With Her Majesty the Queen’s Diamond Jubilee this weekend, the British public’s support for the country remaining a monarchy is at a record high level
according to Ipsos’s special Diamond Jubilee poll. Eight in ten
(80%) British adults favour Britain remaining a monarchy compared to 13%
that want to see it becoming a republic.
Support for the monarchy is highest among older generations
, with almost nine in ten (88%) of those aged 55+ saying Britain should remain a monarchy. Conservative supporters are most likely to be monarchists
– 96% prefer Britain to have a monarch rather than become a republic compared to three-quarters (74%) of Labour supporters
and 84% of Liberal Democrats
As the Queen celebrates 60 years on the throne, some attention has recently focussed on who will succeed her. The Ipsos Diamond Jubilee poll shows half (51%) of British adults
think Prince Charles should not
give up his right to be the next monarch in favour of his eldest son, Prince William, while four in ten
(40%) think he should
. This represents a shift in favour towards Prince Charles succeeding the Queen since last year’s Royal Wedding
In April 2011, just before Royal Wedding, the country was split dead even
with 46% saying Prince Charles should
pass on his right to succeed the Queen to Prince William, while 47% said he should not
. The only period when more people thought Prince William should be next in line to the throne was September 1997
, days after the death of Princess Diana.
The highest support for Prince William taking the throne after the Queen comes among the youngest age group with around six in ten (57%) 18-24 year olds saying Prince Charles should give up his right. Prince Charles meanwhile enjoys stronger support from older generations.
, Assistant Chief Executive, Ipsos said:
“The Queen enters the Diamond Jubilee celebrations with support for the monarchy running at record levels. The public has a less settled view on who should succeed her, although we are now seeing a stronger sense that it should be Charles than we were twelve months ago.”
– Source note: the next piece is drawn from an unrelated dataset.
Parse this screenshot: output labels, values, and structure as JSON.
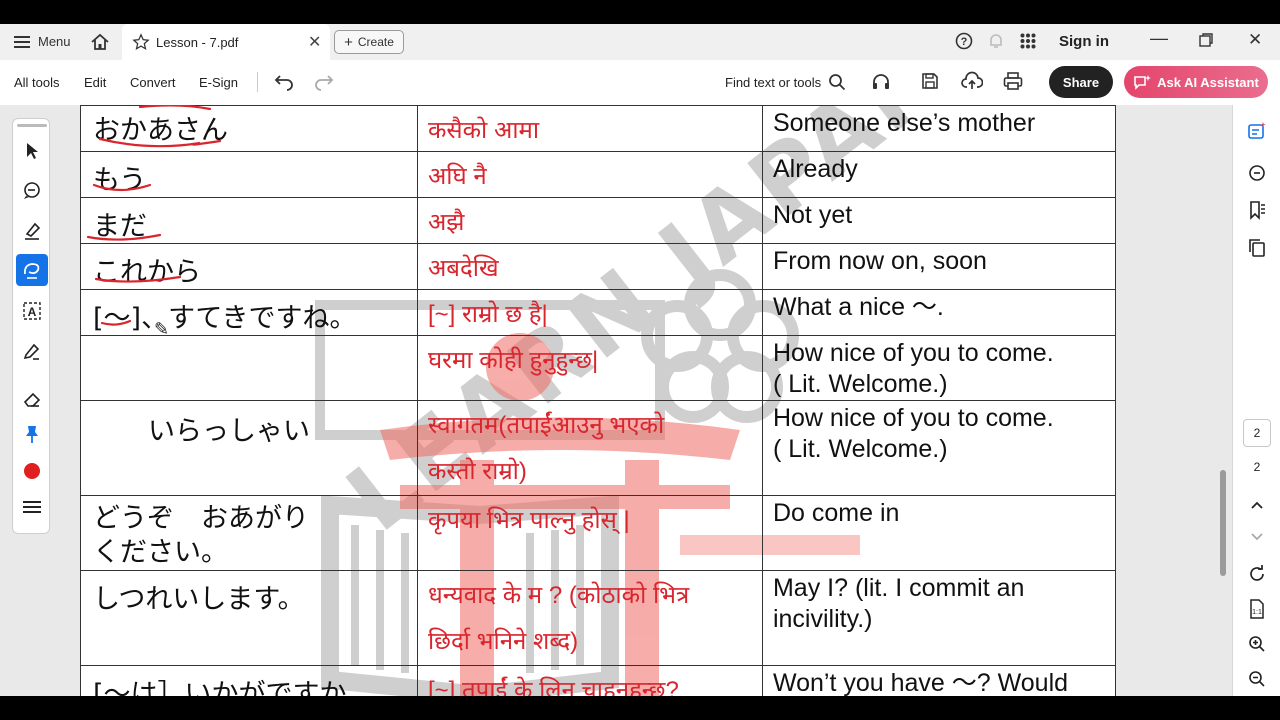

Ipsos interviewed a representative sample of 1,006 adults aged 18+ across Great Britain. Interviews were conducted by telephone
12-14 May 2012. Data are weighted to match the profile of the population.